___ GIVEN RECORDS ___

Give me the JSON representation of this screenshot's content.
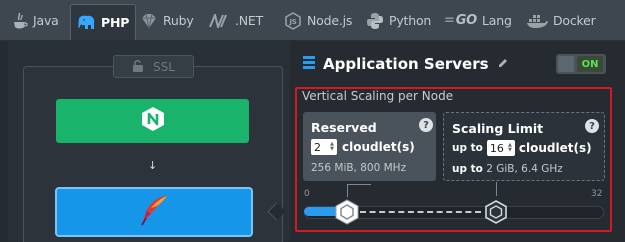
{
  "tabs": [
    {
      "label": "Java",
      "icon": "java-icon",
      "active": false
    },
    {
      "label": "PHP",
      "icon": "php-elephant-icon",
      "active": true
    },
    {
      "label": "Ruby",
      "icon": "ruby-icon",
      "active": false
    },
    {
      "label": ".NET",
      "icon": "dotnet-icon",
      "active": false
    },
    {
      "label": "Node.js",
      "icon": "nodejs-icon",
      "active": false
    },
    {
      "label": "Python",
      "icon": "python-icon",
      "active": false
    },
    {
      "label": "Lang",
      "icon": "go-icon",
      "icon_text": "GO",
      "active": false
    },
    {
      "label": "Docker",
      "icon": "docker-icon",
      "active": false
    }
  ],
  "topology": {
    "ssl_label": "SSL",
    "balancer_icon": "nginx-icon",
    "server_icon": "apache-feather-icon",
    "arrow": "↓"
  },
  "app_servers": {
    "title": "Application Servers",
    "toggle_label": "ON",
    "vertical_scaling_title": "Vertical Scaling per Node",
    "reserved": {
      "title": "Reserved",
      "value": "2",
      "unit": "cloudlet(s)",
      "info": "256 MiB, 800 MHz"
    },
    "limit": {
      "title": "Scaling Limit",
      "prefix": "up to",
      "value": "16",
      "unit": "cloudlet(s)",
      "info_prefix": "up to",
      "info": "2 GiB, 6.4 GHz"
    },
    "slider": {
      "min_label": "0",
      "max_label": "32",
      "min": 0,
      "max": 32,
      "reserved": 2,
      "limit": 16
    }
  },
  "colors": {
    "accent_blue": "#1596e8",
    "nginx_green": "#19b36b",
    "highlight_red": "#d11b24",
    "toggle_on": "#57e35b"
  }
}
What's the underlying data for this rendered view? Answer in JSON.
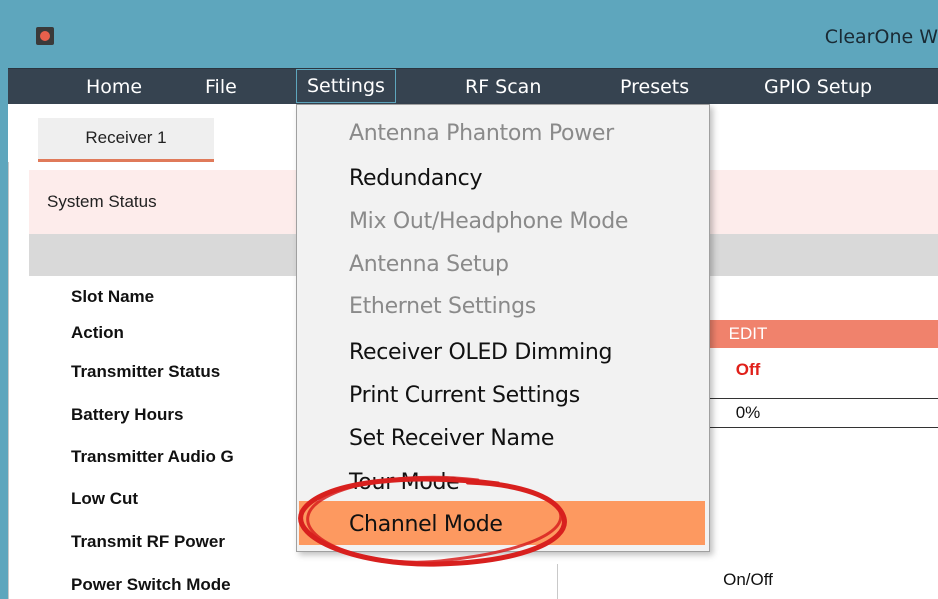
{
  "window": {
    "title": "ClearOne W"
  },
  "menubar": {
    "items": [
      {
        "label": "Home"
      },
      {
        "label": "File"
      },
      {
        "label": "Settings"
      },
      {
        "label": "RF Scan"
      },
      {
        "label": "Presets"
      },
      {
        "label": "GPIO Setup"
      }
    ]
  },
  "tabs": [
    {
      "label": "Receiver 1"
    }
  ],
  "system_status": {
    "label": "System Status"
  },
  "rows": [
    {
      "label": "Slot Name"
    },
    {
      "label": "Action"
    },
    {
      "label": "Transmitter Status"
    },
    {
      "label": "Battery Hours"
    },
    {
      "label": "Transmitter Audio G"
    },
    {
      "label": "Low Cut"
    },
    {
      "label": "Transmit RF Power"
    },
    {
      "label": "Power Switch Mode"
    }
  ],
  "values": {
    "action": "EDIT",
    "transmitter_status": "Off",
    "battery_hours": "0%",
    "power_switch_mode": "On/Off"
  },
  "settings_menu": {
    "items": [
      {
        "label": "Antenna Phantom Power",
        "enabled": false
      },
      {
        "label": "Redundancy",
        "enabled": true
      },
      {
        "label": "Mix Out/Headphone Mode",
        "enabled": false
      },
      {
        "label": "Antenna Setup",
        "enabled": false
      },
      {
        "label": "Ethernet Settings",
        "enabled": false
      },
      {
        "label": "Receiver OLED Dimming",
        "enabled": true
      },
      {
        "label": "Print Current Settings",
        "enabled": true
      },
      {
        "label": "Set Receiver Name",
        "enabled": true
      },
      {
        "label": "Tour Mode",
        "enabled": true
      },
      {
        "label": "Channel Mode",
        "enabled": true,
        "highlighted": true
      }
    ]
  },
  "colors": {
    "titlebar": "#5ea6bd",
    "menubar": "#364350",
    "highlight": "#fd9960",
    "edit": "#f0826c",
    "status_off": "#e0201a",
    "annotation_circle": "#d8201e"
  }
}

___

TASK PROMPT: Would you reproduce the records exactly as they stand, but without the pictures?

SOLUTION TO THIS EXERCISE:
Give me the JSON representation of this screenshot's content.
{
  "tabs": [
    {
      "label": "Java",
      "icon": "java-icon",
      "active": false
    },
    {
      "label": "PHP",
      "icon": "php-elephant-icon",
      "active": true
    },
    {
      "label": "Ruby",
      "icon": "ruby-icon",
      "active": false
    },
    {
      "label": ".NET",
      "icon": "dotnet-icon",
      "active": false
    },
    {
      "label": "Node.js",
      "icon": "nodejs-icon",
      "active": false
    },
    {
      "label": "Python",
      "icon": "python-icon",
      "active": false
    },
    {
      "label": "Lang",
      "icon": "go-icon",
      "icon_text": "GO",
      "active": false
    },
    {
      "label": "Docker",
      "icon": "docker-icon",
      "active": false
    }
  ],
  "topology": {
    "ssl_label": "SSL",
    "balancer_icon": "nginx-icon",
    "server_icon": "apache-feather-icon",
    "arrow": "↓"
  },
  "app_servers": {
    "title": "Application Servers",
    "toggle_label": "ON",
    "vertical_scaling_title": "Vertical Scaling per Node",
    "reserved": {
      "title": "Reserved",
      "value": "2",
      "unit": "cloudlet(s)",
      "info": "256 MiB, 800 MHz"
    },
    "limit": {
      "title": "Scaling Limit",
      "prefix": "up to",
      "value": "16",
      "unit": "cloudlet(s)",
      "info_prefix": "up to",
      "info": "2 GiB, 6.4 GHz"
    },
    "slider": {
      "min_label": "0",
      "max_label": "32",
      "min": 0,
      "max": 32,
      "reserved": 2,
      "limit": 16
    }
  },
  "colors": {
    "accent_blue": "#1596e8",
    "nginx_green": "#19b36b",
    "highlight_red": "#d11b24",
    "toggle_on": "#57e35b"
  }
}
What's the underlying data for this rendered view? Answer in JSON.
{
  "window": {
    "title": "ClearOne W"
  },
  "menubar": {
    "items": [
      {
        "label": "Home"
      },
      {
        "label": "File"
      },
      {
        "label": "Settings"
      },
      {
        "label": "RF Scan"
      },
      {
        "label": "Presets"
      },
      {
        "label": "GPIO Setup"
      }
    ]
  },
  "tabs": [
    {
      "label": "Receiver 1"
    }
  ],
  "system_status": {
    "label": "System Status"
  },
  "rows": [
    {
      "label": "Slot Name"
    },
    {
      "label": "Action"
    },
    {
      "label": "Transmitter Status"
    },
    {
      "label": "Battery Hours"
    },
    {
      "label": "Transmitter Audio G"
    },
    {
      "label": "Low Cut"
    },
    {
      "label": "Transmit RF Power"
    },
    {
      "label": "Power Switch Mode"
    }
  ],
  "values": {
    "action": "EDIT",
    "transmitter_status": "Off",
    "battery_hours": "0%",
    "power_switch_mode": "On/Off"
  },
  "settings_menu": {
    "items": [
      {
        "label": "Antenna Phantom Power",
        "enabled": false
      },
      {
        "label": "Redundancy",
        "enabled": true
      },
      {
        "label": "Mix Out/Headphone Mode",
        "enabled": false
      },
      {
        "label": "Antenna Setup",
        "enabled": false
      },
      {
        "label": "Ethernet Settings",
        "enabled": false
      },
      {
        "label": "Receiver OLED Dimming",
        "enabled": true
      },
      {
        "label": "Print Current Settings",
        "enabled": true
      },
      {
        "label": "Set Receiver Name",
        "enabled": true
      },
      {
        "label": "Tour Mode",
        "enabled": true
      },
      {
        "label": "Channel Mode",
        "enabled": true,
        "highlighted": true
      }
    ]
  },
  "colors": {
    "titlebar": "#5ea6bd",
    "menubar": "#364350",
    "highlight": "#fd9960",
    "edit": "#f0826c",
    "status_off": "#e0201a",
    "annotation_circle": "#d8201e"
  }
}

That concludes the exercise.